That various pressures prevent students from seeing library research as exploration: “They are intensely curious about what the teacher wants, if not about the topic they’re researching, and often focus on getting that boring task done as efficiently as possible. It’s not just that there’s no time for creativity, or that they think creativity is a violation of the rule that you have to quote other people in this kind of writing. It’s simply too big of a risk.”
That further, they may not know exploration is the goal, particularly given the rules-focused manner they may have been taught about scholarly citation: “If you learn how to cite a source before you’ve had any experience seeing how scholarly writing is webbed together through these not-so-hyper links, if you’ve never sought a source that you first encountered in another source, this citation business is simply a matter of compiling an ingredients list that’s required by law.”
I’ve been having a few conversations recently about the start of college as a socialization process into academic norms and expectations, and about where and how much of that is required. The theme of how we read and why we read that way has come up, and it does seem to connect nicely to this idea of understanding how we explore a scholarly body of knowledge.

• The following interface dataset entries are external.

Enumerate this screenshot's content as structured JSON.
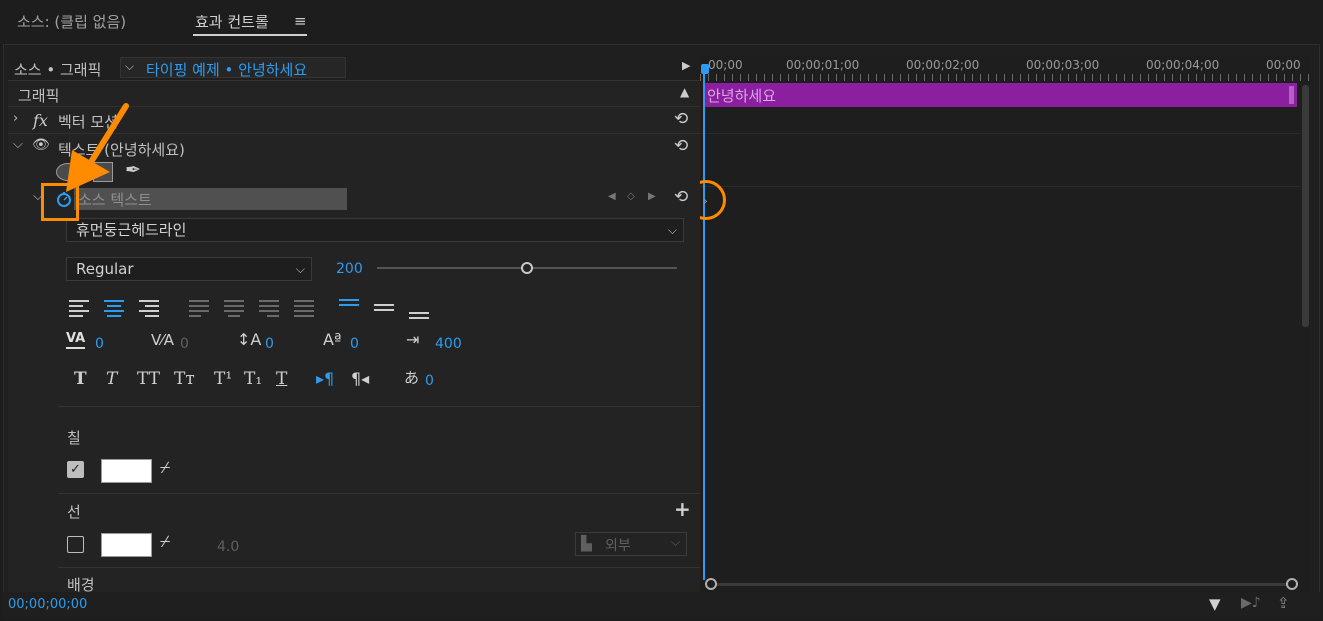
{
  "tabs": [
    {
      "label": "소스: (클립 없음)"
    },
    {
      "label": "효과 컨트롤"
    }
  ],
  "header": {
    "source_label": "소스 • 그래픽",
    "sequence_label": "타이핑 예제 • 안녕하세요"
  },
  "sections": {
    "graphics": "그래픽",
    "vector_motion": "벡터 모션",
    "text_layer": "텍스트 (안녕하세요)",
    "source_text": "소스 텍스트"
  },
  "font": {
    "family": "휴먼둥근헤드라인",
    "style": "Regular",
    "size": "200",
    "size_fraction": 0.5
  },
  "metrics": {
    "kerning": "0",
    "tracking": "0",
    "leading": "0",
    "baseline": "0",
    "tab_width": "400",
    "tsume": "0"
  },
  "appearance": {
    "fill_label": "칠",
    "stroke_label": "선",
    "stroke_width": "4.0",
    "stroke_position": "외부",
    "background_label": "배경"
  },
  "timeline": {
    "ruler": [
      "00;00",
      "00;00;01;00",
      "00;00;02;00",
      "00;00;03;00",
      "00;00;04;00",
      "00;00"
    ],
    "clip_label": "안녕하세요"
  },
  "status": {
    "timecode": "00;00;00;00"
  },
  "colors": {
    "accent": "#2d9cf0",
    "clip": "#8c1ea0",
    "annotation": "#ff8c00"
  }
}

It also reminds me of a goal I need to get back to for my fall offering of programming. While I tell students that they may use Google searching, Stack Overflow, and the like as sources of ideas and even code for their homework so long as they comment where any copied code comes from, I also warn them that homework is written with an eye to what they have learned so far whereas internet sources may draw on the entire complexity of Java, so they may actually find it harder to get code copied off the internet to function within the constraints of an assignment than to go back to the textbook and class examples and think through a solution from there. A colleague pointed out that it might help drive that point home if I create an exercise that shows how the code that comes up on a search complicates rather than simplifies problem solving. I do this already with an exercise reinforcing the importance of reading the description of a method not just its name. So as a small piece to this much larger puzzle, I will be spending some time looking for a simple programming problem that the internet makes much too hard, but looking carefully at the resources you already have in front of you will make easy.